Designers are rethinking the ways in which architecture can foster social equity.
Three local home projects with sustainable sensibility and that conserve energy.
Around the larger Washington, D.C., area, innovative designers turn ho-hum homes and former farmland into fresh, sustainable living spaces. Green features like natural gas, LED lighting, Energy Star appliances and low-VOC paints help create residences fully situated in the 21st century even while they preserve and celebrate the past.
These three projects—two renovations in the city and the suburbs, and a new home in the countryside—incorporate earth-friendly elements, making them as green as they are inviting.
In the City
Architects Richard Loosle-Ortega and Andrew Baldwin of KUBE Architecture transformed a classic Washington, D.C., rowhouse into a sleek modern oasis. The design opened up the main floor completely, with interior walls giving way to an uncluttered living space in which the areas for cooking, dining and socializing are barely differentiated. Loosle-Ortega noted that spaces on this floor are defined more by objects than dividers: the dining area is marked by a hanging light fixture, the living room centers on a TV and fireplace and the kitchen is anchored by a long marble island.
The complete openness is assertively contemporary, but the architects simultaneously maintained some of the home’s historical elements, including the window trim and brick walls. They further tempered the stark modernity by incorporating warm, textured elements like fumed larch around the fireplace and striated gray marble on the kitchen island.
“We like mixing the old and the new,” Loosle-Ortega commented. “That confluence of older details with newer material makes a project much richer.”
Many of those “newer materials” are sustainable choices, such as bamboo flooring and LED lighting installed throughout; porcelain tiles, which last longer than ceramic, for the bathroom; no-VOC paint; and Viroc, a cement board made of woodchips and concrete, incorporated into the deck’s surround. Strategically placed frosted glass doors disperse natural light as much as possible. Natural gas powers the stove and a fireplace, which provides surprisingly robust heat as well as ambiance.
In the suburbs
Andreas Charalambous of FORMA Design brought contemporary aesthetics to the fore with the complete renovation of a two-bedroom, two-and-a-half-bath apartment in McLean, Virginia. The owners, a couple of newly minted empty-nesters, were moving from their large single-family home into a 2,000-square-foot place that they felt needed to be entirely redone to match their style and lifestyle.
“They came to us because they wanted to see how we could open it up, modernize it, introduce daylight and update the kitchens and bathrooms,” recalls Charalambous.
The original apartment was chopped up into discrete rooms, which were busy with ornamental details such as chair rails, crown moldings and decorative columns. Charalambous removed all the clutter and opened up the floor plan to create a main living and entertainment area.

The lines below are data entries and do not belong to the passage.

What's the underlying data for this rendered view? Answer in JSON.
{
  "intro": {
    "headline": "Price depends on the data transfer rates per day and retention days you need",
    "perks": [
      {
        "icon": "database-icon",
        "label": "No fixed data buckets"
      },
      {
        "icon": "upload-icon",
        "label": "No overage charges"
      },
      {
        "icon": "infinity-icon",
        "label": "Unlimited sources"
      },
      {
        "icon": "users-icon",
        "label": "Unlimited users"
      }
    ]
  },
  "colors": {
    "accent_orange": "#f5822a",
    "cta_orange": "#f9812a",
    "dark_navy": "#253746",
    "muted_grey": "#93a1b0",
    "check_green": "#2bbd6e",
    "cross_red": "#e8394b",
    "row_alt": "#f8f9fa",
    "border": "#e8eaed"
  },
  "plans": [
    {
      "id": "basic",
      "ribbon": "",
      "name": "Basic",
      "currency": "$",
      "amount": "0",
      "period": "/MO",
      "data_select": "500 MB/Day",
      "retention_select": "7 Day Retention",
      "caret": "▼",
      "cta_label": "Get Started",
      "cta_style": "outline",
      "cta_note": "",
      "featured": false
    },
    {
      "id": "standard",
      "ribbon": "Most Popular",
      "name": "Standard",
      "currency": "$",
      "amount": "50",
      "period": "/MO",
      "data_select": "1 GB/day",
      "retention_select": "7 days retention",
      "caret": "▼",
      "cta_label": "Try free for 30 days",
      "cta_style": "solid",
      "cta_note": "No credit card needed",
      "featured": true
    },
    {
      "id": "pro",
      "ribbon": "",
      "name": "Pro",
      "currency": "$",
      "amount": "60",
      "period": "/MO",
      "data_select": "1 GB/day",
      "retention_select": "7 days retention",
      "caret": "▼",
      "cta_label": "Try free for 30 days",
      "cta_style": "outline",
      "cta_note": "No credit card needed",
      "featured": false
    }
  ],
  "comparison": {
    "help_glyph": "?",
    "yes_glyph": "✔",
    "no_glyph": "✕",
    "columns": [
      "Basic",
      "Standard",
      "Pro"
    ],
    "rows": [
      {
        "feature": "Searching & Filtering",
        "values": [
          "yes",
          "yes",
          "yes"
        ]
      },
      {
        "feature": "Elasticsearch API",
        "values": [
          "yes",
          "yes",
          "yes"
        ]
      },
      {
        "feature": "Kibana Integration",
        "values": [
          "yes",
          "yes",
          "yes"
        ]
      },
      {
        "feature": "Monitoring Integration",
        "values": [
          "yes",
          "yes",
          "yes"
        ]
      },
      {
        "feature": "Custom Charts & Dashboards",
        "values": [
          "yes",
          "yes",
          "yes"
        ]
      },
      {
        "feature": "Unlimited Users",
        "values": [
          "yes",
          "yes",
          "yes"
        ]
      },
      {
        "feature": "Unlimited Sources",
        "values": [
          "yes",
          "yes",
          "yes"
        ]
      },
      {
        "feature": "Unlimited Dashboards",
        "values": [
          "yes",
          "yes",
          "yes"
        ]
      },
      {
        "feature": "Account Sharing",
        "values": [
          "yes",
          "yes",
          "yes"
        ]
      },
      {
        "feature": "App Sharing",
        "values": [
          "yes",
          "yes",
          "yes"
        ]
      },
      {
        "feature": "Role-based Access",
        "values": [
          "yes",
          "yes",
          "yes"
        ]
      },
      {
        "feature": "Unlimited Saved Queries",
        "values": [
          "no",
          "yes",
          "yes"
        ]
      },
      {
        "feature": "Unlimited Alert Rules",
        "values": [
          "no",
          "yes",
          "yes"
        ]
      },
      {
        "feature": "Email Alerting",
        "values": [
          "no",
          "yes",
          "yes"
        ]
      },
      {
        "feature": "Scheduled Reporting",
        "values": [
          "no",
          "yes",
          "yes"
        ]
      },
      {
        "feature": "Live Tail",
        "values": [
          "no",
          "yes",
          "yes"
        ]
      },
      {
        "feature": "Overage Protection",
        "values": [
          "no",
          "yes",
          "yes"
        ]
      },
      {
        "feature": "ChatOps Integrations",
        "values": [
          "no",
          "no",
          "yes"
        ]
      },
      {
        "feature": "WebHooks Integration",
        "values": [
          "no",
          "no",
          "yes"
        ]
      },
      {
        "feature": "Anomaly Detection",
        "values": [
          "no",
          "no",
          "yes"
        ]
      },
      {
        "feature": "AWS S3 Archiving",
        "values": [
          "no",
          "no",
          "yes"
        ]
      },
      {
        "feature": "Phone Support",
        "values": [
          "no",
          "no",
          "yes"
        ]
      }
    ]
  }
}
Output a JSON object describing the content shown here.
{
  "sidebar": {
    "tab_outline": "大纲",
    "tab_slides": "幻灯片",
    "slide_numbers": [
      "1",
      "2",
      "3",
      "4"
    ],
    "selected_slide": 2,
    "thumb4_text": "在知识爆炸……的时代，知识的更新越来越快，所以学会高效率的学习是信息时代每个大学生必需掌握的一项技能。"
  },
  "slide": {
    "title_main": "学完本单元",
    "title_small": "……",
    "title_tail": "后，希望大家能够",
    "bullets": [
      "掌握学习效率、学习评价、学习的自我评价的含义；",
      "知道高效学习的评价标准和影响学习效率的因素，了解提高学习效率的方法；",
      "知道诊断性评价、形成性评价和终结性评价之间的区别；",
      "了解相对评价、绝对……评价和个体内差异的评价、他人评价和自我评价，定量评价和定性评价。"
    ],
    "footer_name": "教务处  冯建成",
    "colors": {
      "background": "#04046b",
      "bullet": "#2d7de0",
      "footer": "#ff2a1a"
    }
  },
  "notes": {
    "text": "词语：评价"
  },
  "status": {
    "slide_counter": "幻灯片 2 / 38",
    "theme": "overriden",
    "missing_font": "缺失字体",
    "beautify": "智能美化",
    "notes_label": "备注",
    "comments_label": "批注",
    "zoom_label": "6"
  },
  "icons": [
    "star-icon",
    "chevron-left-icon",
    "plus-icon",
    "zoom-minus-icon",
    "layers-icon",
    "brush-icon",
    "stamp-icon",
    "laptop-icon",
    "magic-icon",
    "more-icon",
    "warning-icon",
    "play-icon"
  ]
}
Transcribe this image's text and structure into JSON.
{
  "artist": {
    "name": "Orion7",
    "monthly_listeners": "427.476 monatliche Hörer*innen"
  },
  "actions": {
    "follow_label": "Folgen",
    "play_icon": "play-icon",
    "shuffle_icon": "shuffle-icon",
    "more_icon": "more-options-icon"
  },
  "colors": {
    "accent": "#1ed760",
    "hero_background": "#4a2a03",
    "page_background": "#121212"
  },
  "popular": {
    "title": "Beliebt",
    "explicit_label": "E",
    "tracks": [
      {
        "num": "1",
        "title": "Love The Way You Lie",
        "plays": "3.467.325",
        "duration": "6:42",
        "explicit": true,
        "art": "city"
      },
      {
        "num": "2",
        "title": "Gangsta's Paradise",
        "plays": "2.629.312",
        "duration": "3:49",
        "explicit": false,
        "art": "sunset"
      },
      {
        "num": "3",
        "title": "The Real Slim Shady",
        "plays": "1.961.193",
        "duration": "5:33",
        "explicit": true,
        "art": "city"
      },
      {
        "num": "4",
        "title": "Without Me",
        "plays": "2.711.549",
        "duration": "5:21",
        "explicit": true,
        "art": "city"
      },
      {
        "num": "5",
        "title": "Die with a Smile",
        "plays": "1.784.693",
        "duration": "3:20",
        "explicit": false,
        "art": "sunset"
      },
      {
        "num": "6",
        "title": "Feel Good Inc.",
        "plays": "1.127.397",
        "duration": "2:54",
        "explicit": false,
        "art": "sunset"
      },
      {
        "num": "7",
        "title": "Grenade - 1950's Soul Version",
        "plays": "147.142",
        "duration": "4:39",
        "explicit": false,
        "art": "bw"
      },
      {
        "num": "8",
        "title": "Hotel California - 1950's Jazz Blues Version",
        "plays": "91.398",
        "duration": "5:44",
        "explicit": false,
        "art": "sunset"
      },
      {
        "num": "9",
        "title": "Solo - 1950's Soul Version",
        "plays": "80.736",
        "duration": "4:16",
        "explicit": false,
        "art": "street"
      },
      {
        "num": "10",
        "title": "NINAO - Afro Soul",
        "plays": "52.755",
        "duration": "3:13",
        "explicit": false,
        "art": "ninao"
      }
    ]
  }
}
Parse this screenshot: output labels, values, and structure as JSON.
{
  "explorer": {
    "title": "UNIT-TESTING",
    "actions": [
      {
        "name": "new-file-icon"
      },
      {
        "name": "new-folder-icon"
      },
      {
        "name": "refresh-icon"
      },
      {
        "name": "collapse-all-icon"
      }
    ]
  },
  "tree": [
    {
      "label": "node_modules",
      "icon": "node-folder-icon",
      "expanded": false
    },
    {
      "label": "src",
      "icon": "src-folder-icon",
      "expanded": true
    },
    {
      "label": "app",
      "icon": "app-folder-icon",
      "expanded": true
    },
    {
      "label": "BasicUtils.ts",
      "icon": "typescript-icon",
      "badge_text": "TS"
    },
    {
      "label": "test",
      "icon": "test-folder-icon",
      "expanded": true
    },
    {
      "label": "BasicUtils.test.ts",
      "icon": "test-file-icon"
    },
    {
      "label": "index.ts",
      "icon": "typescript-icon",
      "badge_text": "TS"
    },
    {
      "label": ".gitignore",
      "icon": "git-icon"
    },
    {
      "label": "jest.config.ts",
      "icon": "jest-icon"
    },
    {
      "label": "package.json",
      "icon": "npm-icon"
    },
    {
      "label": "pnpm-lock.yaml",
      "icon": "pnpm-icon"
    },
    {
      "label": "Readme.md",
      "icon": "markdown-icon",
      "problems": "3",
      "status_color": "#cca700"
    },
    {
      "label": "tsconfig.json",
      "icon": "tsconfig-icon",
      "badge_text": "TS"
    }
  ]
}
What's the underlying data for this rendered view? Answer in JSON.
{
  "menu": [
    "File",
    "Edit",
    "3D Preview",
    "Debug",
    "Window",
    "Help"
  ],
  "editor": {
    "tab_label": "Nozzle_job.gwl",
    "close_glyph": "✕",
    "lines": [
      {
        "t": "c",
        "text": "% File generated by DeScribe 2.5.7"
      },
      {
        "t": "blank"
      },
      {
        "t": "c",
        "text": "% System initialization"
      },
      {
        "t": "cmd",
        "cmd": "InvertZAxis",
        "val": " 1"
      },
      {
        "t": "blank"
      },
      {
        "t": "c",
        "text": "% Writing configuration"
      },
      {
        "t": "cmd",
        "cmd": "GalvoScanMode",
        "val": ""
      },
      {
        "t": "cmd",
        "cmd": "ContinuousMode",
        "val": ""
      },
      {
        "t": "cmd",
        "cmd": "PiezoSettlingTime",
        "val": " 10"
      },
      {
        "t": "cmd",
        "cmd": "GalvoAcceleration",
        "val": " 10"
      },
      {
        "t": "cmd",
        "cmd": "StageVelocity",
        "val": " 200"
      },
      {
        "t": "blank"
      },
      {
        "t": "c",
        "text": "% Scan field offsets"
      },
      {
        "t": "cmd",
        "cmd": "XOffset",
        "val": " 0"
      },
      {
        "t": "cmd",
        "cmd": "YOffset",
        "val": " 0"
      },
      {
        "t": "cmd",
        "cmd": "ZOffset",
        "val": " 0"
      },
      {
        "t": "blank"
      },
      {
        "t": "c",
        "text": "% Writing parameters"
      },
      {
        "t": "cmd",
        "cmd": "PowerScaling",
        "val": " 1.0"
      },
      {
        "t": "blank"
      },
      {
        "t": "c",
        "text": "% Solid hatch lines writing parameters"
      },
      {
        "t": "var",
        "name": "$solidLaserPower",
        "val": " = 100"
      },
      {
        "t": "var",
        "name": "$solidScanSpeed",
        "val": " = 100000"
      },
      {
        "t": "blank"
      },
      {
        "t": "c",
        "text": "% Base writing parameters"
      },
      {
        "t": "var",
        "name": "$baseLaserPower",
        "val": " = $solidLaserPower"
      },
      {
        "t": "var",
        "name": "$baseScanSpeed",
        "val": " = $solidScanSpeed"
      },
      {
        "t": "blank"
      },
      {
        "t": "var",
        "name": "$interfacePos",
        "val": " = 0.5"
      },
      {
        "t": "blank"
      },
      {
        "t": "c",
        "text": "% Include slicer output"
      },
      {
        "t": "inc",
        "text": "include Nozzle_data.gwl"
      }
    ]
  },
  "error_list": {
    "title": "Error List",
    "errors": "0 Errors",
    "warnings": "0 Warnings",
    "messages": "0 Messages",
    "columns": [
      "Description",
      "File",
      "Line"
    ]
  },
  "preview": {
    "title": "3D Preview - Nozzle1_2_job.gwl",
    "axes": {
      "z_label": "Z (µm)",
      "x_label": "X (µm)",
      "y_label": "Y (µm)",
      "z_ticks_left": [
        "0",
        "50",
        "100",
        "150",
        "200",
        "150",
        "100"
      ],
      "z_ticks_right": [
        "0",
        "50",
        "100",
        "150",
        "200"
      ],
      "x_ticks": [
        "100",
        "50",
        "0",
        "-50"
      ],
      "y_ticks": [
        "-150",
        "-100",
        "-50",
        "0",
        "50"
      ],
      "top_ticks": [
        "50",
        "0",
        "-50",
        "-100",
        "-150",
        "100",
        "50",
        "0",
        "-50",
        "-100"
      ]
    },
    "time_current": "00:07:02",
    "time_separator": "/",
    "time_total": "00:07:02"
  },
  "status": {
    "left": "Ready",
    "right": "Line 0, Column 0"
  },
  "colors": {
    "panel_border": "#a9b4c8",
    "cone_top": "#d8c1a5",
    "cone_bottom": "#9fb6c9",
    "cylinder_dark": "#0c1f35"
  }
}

“Wherever you are, you see the big expanse of space and share the light,” he said.
The refreshed apartment is a far cry from the original—sleek and contemporary, its clean-lined spaces now fold into one another seamlessly. Custom cabinets with smooth faces and unobtrusive handles, recessed lighting in tray ceilings and bright white walls contribute to the effect.
Throughout the renovation, Charalambous introduced green elements such as LED lighting, natural materials such as stone on the walls around the fireplaces and Earth-friendly paints. Using natural gas was a given, since the apartment building was outfitted with it, so the renovation incorporated a gas range and oven and gas fireplaces. These elements brought a sustainable sensibility to the fresh, bright, functional renovation.
In the countryside
Farther out on the rural edges of McLean, another project—this one a new home built specifically for its site—melds the historical with the contemporary. The site, a piece of former farmland that is still home to one of the county’s fast-disappearing picturesque historic barns, invokes a sense of rustic charm that architect Donald Lococo of Donald Lococo Architects captured in his design for what he calls “American Farmhouse.”
Its design—local stone on the bottom level topped by fresh white board-and-batten siding and dormers on the upper level—evokes an earthy rusticity neatly combined with a fresh simplicity in keeping with the site’s character and the homeowners’ desire to incorporate a pristine, modern sensibility. Inside, a similar contrast exists, with reclaimed rough-hewn beams and weathered flooring playing against bright board-and-batten wainscoting and the clean lines of built-in cabinets and classic crown molding.
“My idea was that opposites attract, and I did like the idea of foiling one against the other,” said Lococo.
Reusing materials and building with local stone allowed Lococo to add an element of sustainability to the project. The floors are made from reclaimed fencing, minimally sanded and coated with varnish, providing a smooth surface over the patina of the natural wood. Another green element is the use of natural gas, which heats the house and powers the stove.
Prioritizing sustainable elements is becoming second nature to architects these days, but using them in ways that enhance the vision for a project is the province of the most skilled and creative. From city streets to the verdant countryside, the D.C. area’s architectural visionaries are hard at work.
- Katherine Gustafson